- _PROVIDED INFORMATION_
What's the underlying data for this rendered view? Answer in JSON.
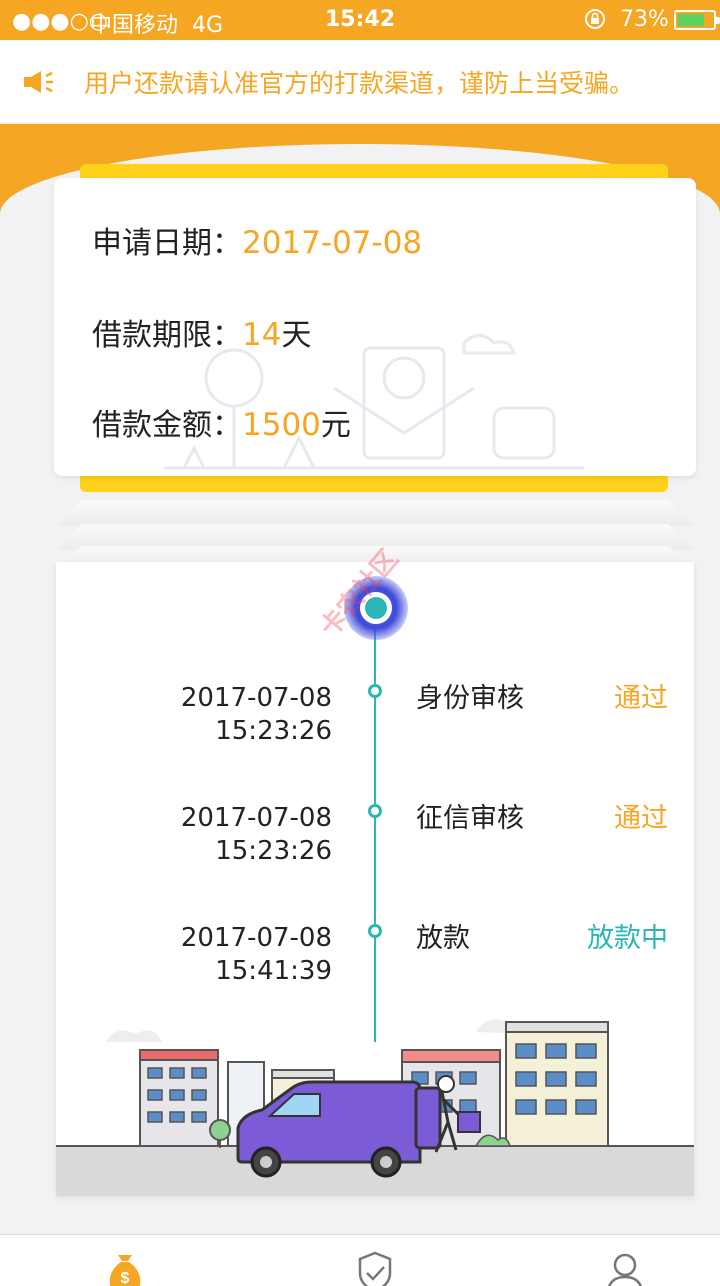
{
  "status_bar": {
    "signal": "●●●○○",
    "carrier": "中国移动",
    "network": "4G",
    "time": "15:42",
    "battery": "73%",
    "battery_level": 0.73
  },
  "notice": {
    "text": "用户还款请认准官方的打款渠道，谨防上当受骗。"
  },
  "loan_info": {
    "apply_date_label": "申请日期：",
    "apply_date": "2017-07-08",
    "term_label": "借款期限：",
    "term_value": "14",
    "term_unit": "天",
    "amount_label": "借款金额：",
    "amount_value": "1500",
    "amount_unit": "元"
  },
  "timeline": {
    "steps": [
      {
        "date": "2017-07-08",
        "time": "15:23:26",
        "name": "身份审核",
        "status": "通过",
        "status_color": "#f5a623"
      },
      {
        "date": "2017-07-08",
        "time": "15:23:26",
        "name": "征信审核",
        "status": "通过",
        "status_color": "#f5a623"
      },
      {
        "date": "2017-07-08",
        "time": "15:41:39",
        "name": "放款",
        "status": "放款中",
        "status_color": "#2cb5b5"
      }
    ]
  },
  "watermark": "卡农社区",
  "colors": {
    "accent_orange": "#f5a623",
    "accent_yellow": "#ffd11a",
    "teal": "#2cb5b5",
    "van_purple": "#7b5bd6"
  },
  "tabbar": {
    "items": [
      {
        "icon": "money-bag-icon",
        "active": true
      },
      {
        "icon": "shield-check-icon",
        "active": false
      },
      {
        "icon": "user-icon",
        "active": false
      }
    ]
  }
}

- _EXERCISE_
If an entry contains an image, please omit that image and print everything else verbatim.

- _RESULT OF THE TASK_
What's the underlying data for this rendered view? Answer in JSON.
{
  "status_bar": {
    "signal": "●●●○○",
    "carrier": "中国移动",
    "network": "4G",
    "time": "15:42",
    "battery": "73%",
    "battery_level": 0.73
  },
  "notice": {
    "text": "用户还款请认准官方的打款渠道，谨防上当受骗。"
  },
  "loan_info": {
    "apply_date_label": "申请日期：",
    "apply_date": "2017-07-08",
    "term_label": "借款期限：",
    "term_value": "14",
    "term_unit": "天",
    "amount_label": "借款金额：",
    "amount_value": "1500",
    "amount_unit": "元"
  },
  "timeline": {
    "steps": [
      {
        "date": "2017-07-08",
        "time": "15:23:26",
        "name": "身份审核",
        "status": "通过",
        "status_color": "#f5a623"
      },
      {
        "date": "2017-07-08",
        "time": "15:23:26",
        "name": "征信审核",
        "status": "通过",
        "status_color": "#f5a623"
      },
      {
        "date": "2017-07-08",
        "time": "15:41:39",
        "name": "放款",
        "status": "放款中",
        "status_color": "#2cb5b5"
      }
    ]
  },
  "watermark": "卡农社区",
  "colors": {
    "accent_orange": "#f5a623",
    "accent_yellow": "#ffd11a",
    "teal": "#2cb5b5",
    "van_purple": "#7b5bd6"
  },
  "tabbar": {
    "items": [
      {
        "icon": "money-bag-icon",
        "active": true
      },
      {
        "icon": "shield-check-icon",
        "active": false
      },
      {
        "icon": "user-icon",
        "active": false
      }
    ]
  }
}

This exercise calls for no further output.